The Saturday of the Marmotte was possibly the most emotional day I’ve ever had on a bicycle. Packed with legendary climbing, the Marmotte is tough. Tougher than anything else I’ve done. I was a bit below par on the day due to illness, but that's by the by: this is a serious bit of riding on roads which are the stuff of dreams, and there was fellowship, pain and tears along the way.
Dave, Chris and Mike arrived in the Doblo late Tuesday evening and in went the bikes. Dave, wizard that he is, managed to get the best part of a bike shop in that car. Bags in, bikes in and boys in… off we went to Newhaven to catch the 9.30pm to Dieppe. Then it was a straight run down to Alpe D’Huez and Dave’s flat on hairpin 16 - Joop Zoetelmek. It's a wonderful place with an equally wonderful bar downstairs. I’m not sure Phillipe, the owner, makes too much of a profit as the delicious food is so damn cheap it's ridiculous… and he tends to forget to charge for the drinks, as we found out each evening. Lovely guy.
The day of the ride dawned bright and from Bourg we flew down the valley to the start of the Glandon and the climbing began. We all bunched up at the top with the new timing system and then the true reality of the course dawned as we descended in earnest for the first time… one or two riders being treated at the side of the road and at least one other looking in serious trouble laid on a tight hairpin, bike in pieces. This perhaps is what it takes for us to be a little more vigilant on the way down these monsters. Its a different thing descending in the Alps.
The highlight of the entire day was climbing the Galibier. At 8000 ft it is in every way a monster. All these roads are special, for the riders who have ridden them make them so… but I clearly remember certain TDF stages on Galibier and it's a beast I had always dreamt of climbing. It's twice the climb of Alp D’Huez and a real pig on a bad day, but what it takes from you in pain and suffering it gives back at its peak with the most awe inspiring views and utterly life affirming smugness as you crest the top. Magic! As I climbed I had a major thunder storm brewing at my back - as if this scene couldn’t get any more menacing. The last 3 - 4km are pretty much straight up. The word struggle didn’t do my effort justice.
I had given half my food to a friend who was meeting us half way down Galibier at the top of the Lauteret but there was some confusion and the van wasn’t there. It was the same for the whole group but I think I was relying too heavily on that stop: I’d eaten everything by then and already had the knock as I crested Galibier. Not great with a huge descent into the valley and Bourg then back up the 21 hairpins on the Alpe…

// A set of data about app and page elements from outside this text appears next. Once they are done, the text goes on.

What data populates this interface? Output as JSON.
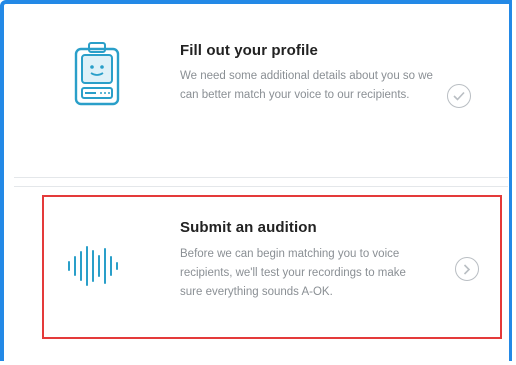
{
  "profile_card": {
    "title": "Fill out your profile",
    "description": "We need some additional details about you so we can better match your voice to our recipients.",
    "status_icon": "checkmark-circle-icon"
  },
  "audition_card": {
    "title": "Submit an audition",
    "description": "Before we can begin matching you to voice recipients, we'll test your recordings to make sure everything sounds A-OK.",
    "action_icon": "chevron-right-circle-icon"
  },
  "colors": {
    "accent_blue": "#2389e6",
    "icon_teal": "#2a9fc9",
    "highlight_red": "#e43a3a"
  }
}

I latched on to a good (and big) group speeding down the valley and we all worked well, passing a very fit looking Mario Cipollini coming the other way! The few lumps before Bourg didn’t seem to bother any of us even though there wasn’t a thing left in my tank. Feeling freshish I (stupidly) decided not to eat at the last feed in Bourg so I continued on the grind up to hairpin 21. That last climb was an emotional and painful reminder of my own fight between paternal responsibilities, time spent training, health and natural athletic ability: the latter was the only thing that got me up that mountain. I don’t know what went on towards the top but the last 3km had me out of the saddle leaving all the group I’d been with and I have to admit that within the last kilometer I shed one or two tears. Whether they were of joy or pain I do not know but I’d never been to that place before. When I crossed the line I needed a good 10 minutes to sort myself out.
What a fantastic day! I WILL be there next year in better shape. Hopefully it’ll take me to that place again… wherever it is… whatever it is.